Multiple studies have demonstrated less favourable childhood outcomes in infants born in early term (37-38 weeks gestation) compared to …

Emerging functional connectivity differences in newborn infants vulnerable to autism spectrum disorders

Studies in animal models of autism spectrum disorders (ASD) suggest atypical early neural activity is a core vulnerability mechanism …

Investigating altered brain development in infants with congenital heart disease using tensor-based morphometry

Magnetic resonance (MR) imaging studies have demonstrated reduced global and regional brain volumes in infants with congenital heart …

Development of Microstructural and Morphological Cortical Profiles in the Neonatal Brain

Interruptions to neurodevelopment during the perinatal period may have long-lasting consequences. However, to be able to investigate …


Find us at the IoPPN:

  • Main IoPPN Building, 1st Floor FANS department, 16, De Crespigny Park, SE5 8AF, London, UK

And at Centre for the Developing Brain:

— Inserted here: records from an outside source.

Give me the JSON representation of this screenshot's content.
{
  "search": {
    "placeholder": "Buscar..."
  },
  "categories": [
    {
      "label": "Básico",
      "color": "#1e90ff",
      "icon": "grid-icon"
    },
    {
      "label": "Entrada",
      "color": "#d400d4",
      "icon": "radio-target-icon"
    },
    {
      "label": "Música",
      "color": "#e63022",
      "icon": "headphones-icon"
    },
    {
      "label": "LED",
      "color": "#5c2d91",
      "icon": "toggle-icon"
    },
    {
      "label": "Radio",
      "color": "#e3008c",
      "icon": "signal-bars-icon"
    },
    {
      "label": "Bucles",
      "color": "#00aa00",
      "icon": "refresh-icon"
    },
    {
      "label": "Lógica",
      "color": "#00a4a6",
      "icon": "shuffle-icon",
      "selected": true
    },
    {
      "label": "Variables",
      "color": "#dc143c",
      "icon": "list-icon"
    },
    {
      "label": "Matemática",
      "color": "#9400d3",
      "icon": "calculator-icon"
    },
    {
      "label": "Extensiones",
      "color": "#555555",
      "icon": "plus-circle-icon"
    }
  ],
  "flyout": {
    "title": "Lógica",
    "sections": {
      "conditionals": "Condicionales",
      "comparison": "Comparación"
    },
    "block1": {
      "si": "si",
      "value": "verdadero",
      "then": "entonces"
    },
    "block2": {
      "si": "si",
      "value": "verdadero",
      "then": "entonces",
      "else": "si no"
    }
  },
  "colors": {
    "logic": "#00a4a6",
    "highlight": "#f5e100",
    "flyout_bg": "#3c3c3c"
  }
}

  • 1st Floor, South WIng, Perinatal Imaging Department, St Thomas’ Hospital, SE1 7EH, London, UK